>>>>
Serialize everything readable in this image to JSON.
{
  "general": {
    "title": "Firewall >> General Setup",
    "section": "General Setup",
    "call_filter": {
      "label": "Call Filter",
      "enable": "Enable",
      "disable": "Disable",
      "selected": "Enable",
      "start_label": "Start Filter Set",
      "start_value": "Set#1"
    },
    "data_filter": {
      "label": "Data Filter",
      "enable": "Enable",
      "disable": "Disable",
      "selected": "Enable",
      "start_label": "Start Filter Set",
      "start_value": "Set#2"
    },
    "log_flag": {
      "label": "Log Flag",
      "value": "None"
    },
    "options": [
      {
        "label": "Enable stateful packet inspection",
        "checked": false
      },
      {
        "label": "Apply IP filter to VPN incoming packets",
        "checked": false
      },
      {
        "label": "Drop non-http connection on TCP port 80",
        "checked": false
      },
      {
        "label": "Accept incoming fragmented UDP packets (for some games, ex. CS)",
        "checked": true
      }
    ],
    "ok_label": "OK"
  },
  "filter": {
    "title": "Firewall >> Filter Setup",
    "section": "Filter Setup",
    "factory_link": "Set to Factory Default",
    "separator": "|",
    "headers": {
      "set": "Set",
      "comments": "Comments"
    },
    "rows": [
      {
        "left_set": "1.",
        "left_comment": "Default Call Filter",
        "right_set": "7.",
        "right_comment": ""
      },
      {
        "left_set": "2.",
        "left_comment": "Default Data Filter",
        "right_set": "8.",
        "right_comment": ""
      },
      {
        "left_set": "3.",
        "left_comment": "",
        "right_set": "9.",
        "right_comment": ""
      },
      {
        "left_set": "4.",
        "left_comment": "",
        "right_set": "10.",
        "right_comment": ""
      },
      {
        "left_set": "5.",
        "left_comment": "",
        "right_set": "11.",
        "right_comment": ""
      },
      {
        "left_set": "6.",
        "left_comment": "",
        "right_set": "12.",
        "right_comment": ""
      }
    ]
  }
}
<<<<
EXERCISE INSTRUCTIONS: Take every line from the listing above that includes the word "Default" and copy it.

ANSWER SPACE:
    "factory_link": "Set to Factory Default",
        "left_comment": "Default Call Filter",
        "left_comment": "Default Data Filter",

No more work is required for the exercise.